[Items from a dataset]
↓↓↓

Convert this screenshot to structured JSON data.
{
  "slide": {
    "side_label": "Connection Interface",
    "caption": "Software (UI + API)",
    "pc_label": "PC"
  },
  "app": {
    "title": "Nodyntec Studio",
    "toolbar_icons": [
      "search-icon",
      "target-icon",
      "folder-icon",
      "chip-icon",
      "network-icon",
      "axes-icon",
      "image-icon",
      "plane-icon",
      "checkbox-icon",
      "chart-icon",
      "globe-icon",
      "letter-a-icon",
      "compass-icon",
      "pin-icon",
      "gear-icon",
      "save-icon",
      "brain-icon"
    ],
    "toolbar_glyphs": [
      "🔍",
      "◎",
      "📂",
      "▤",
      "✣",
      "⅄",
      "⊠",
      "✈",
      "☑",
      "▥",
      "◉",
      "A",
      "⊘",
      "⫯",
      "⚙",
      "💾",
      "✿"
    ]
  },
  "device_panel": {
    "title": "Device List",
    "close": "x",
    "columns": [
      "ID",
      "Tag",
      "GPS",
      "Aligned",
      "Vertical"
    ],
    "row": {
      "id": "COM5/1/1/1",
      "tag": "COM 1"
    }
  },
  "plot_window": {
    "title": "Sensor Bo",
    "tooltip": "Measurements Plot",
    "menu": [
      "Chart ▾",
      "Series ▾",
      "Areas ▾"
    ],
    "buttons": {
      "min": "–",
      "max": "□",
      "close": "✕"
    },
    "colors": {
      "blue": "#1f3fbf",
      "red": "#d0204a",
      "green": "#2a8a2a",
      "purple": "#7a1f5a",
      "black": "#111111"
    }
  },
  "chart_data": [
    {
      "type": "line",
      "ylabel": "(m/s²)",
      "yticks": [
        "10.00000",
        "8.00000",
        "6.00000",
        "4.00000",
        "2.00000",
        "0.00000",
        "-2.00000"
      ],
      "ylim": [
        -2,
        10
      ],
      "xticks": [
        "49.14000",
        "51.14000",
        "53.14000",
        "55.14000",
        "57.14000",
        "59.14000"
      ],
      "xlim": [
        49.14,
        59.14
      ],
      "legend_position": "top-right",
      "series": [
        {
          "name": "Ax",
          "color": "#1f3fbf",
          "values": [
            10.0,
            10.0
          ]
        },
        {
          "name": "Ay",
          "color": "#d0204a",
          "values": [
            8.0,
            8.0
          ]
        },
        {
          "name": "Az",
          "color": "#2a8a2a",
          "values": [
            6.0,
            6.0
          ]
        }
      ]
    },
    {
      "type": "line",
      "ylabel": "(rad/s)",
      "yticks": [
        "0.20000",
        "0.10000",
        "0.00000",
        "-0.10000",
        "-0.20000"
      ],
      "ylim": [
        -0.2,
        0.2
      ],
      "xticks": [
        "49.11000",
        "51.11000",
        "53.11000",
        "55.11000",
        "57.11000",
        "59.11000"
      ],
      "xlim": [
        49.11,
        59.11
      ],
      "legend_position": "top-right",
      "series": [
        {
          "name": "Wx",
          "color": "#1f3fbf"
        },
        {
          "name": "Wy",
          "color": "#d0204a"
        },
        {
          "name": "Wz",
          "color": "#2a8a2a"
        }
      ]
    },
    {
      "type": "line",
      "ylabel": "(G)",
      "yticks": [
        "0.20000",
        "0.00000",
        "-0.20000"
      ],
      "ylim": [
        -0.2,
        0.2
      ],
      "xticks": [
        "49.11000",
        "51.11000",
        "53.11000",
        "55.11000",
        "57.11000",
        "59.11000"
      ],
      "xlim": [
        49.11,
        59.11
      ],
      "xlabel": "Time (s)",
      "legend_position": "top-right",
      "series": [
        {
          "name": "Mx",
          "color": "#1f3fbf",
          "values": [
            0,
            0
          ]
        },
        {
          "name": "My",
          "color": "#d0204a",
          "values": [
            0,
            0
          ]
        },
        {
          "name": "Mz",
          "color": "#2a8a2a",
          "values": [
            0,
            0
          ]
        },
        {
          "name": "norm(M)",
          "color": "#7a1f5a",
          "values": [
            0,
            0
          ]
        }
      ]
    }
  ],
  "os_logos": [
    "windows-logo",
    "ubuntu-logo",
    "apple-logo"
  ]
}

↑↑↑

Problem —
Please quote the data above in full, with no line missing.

Solution —
Convert this screenshot to structured JSON data.
{
  "slide": {
    "side_label": "Connection Interface",
    "caption": "Software (UI + API)",
    "pc_label": "PC"
  },
  "app": {
    "title": "Nodyntec Studio",
    "toolbar_icons": [
      "search-icon",
      "target-icon",
      "folder-icon",
      "chip-icon",
      "network-icon",
      "axes-icon",
      "image-icon",
      "plane-icon",
      "checkbox-icon",
      "chart-icon",
      "globe-icon",
      "letter-a-icon",
      "compass-icon",
      "pin-icon",
      "gear-icon",
      "save-icon",
      "brain-icon"
    ],
    "toolbar_glyphs": [
      "🔍",
      "◎",
      "📂",
      "▤",
      "✣",
      "⅄",
      "⊠",
      "✈",
      "☑",
      "▥",
      "◉",
      "A",
      "⊘",
      "⫯",
      "⚙",
      "💾",
      "✿"
    ]
  },
  "device_panel": {
    "title": "Device List",
    "close": "x",
    "columns": [
      "ID",
      "Tag",
      "GPS",
      "Aligned",
      "Vertical"
    ],
    "row": {
      "id": "COM5/1/1/1",
      "tag": "COM 1"
    }
  },
  "plot_window": {
    "title": "Sensor Bo",
    "tooltip": "Measurements Plot",
    "menu": [
      "Chart ▾",
      "Series ▾",
      "Areas ▾"
    ],
    "buttons": {
      "min": "–",
      "max": "□",
      "close": "✕"
    },
    "colors": {
      "blue": "#1f3fbf",
      "red": "#d0204a",
      "green": "#2a8a2a",
      "purple": "#7a1f5a",
      "black": "#111111"
    }
  },
  "chart_data": [
    {
      "type": "line",
      "ylabel": "(m/s²)",
      "yticks": [
        "10.00000",
        "8.00000",
        "6.00000",
        "4.00000",
        "2.00000",
        "0.00000",
        "-2.00000"
      ],
      "ylim": [
        -2,
        10
      ],
      "xticks": [
        "49.14000",
        "51.14000",
        "53.14000",
        "55.14000",
        "57.14000",
        "59.14000"
      ],
      "xlim": [
        49.14,
        59.14
      ],
      "legend_position": "top-right",
      "series": [
        {
          "name": "Ax",
          "color": "#1f3fbf",
          "values": [
            10.0,
            10.0
          ]
        },
        {
          "name": "Ay",
          "color": "#d0204a",
          "values": [
            8.0,
            8.0
          ]
        },
        {
          "name": "Az",
          "color": "#2a8a2a",
          "values": [
            6.0,
            6.0
          ]
        }
      ]
    },
    {
      "type": "line",
      "ylabel": "(rad/s)",
      "yticks": [
        "0.20000",
        "0.10000",
        "0.00000",
        "-0.10000",
        "-0.20000"
      ],
      "ylim": [
        -0.2,
        0.2
      ],
      "xticks": [
        "49.11000",
        "51.11000",
        "53.11000",
        "55.11000",
        "57.11000",
        "59.11000"
      ],
      "xlim": [
        49.11,
        59.11
      ],
      "legend_position": "top-right",
      "series": [
        {
          "name": "Wx",
          "color": "#1f3fbf"
        },
        {
          "name": "Wy",
          "color": "#d0204a"
        },
        {
          "name": "Wz",
          "color": "#2a8a2a"
        }
      ]
    },
    {
      "type": "line",
      "ylabel": "(G)",
      "yticks": [
        "0.20000",
        "0.00000",
        "-0.20000"
      ],
      "ylim": [
        -0.2,
        0.2
      ],
      "xticks": [
        "49.11000",
        "51.11000",
        "53.11000",
        "55.11000",
        "57.11000",
        "59.11000"
      ],
      "xlim": [
        49.11,
        59.11
      ],
      "xlabel": "Time (s)",
      "legend_position": "top-right",
      "series": [
        {
          "name": "Mx",
          "color": "#1f3fbf",
          "values": [
            0,
            0
          ]
        },
        {
          "name": "My",
          "color": "#d0204a",
          "values": [
            0,
            0
          ]
        },
        {
          "name": "Mz",
          "color": "#2a8a2a",
          "values": [
            0,
            0
          ]
        },
        {
          "name": "norm(M)",
          "color": "#7a1f5a",
          "values": [
            0,
            0
          ]
        }
      ]
    }
  ],
  "os_logos": [
    "windows-logo",
    "ubuntu-logo",
    "apple-logo"
  ]
}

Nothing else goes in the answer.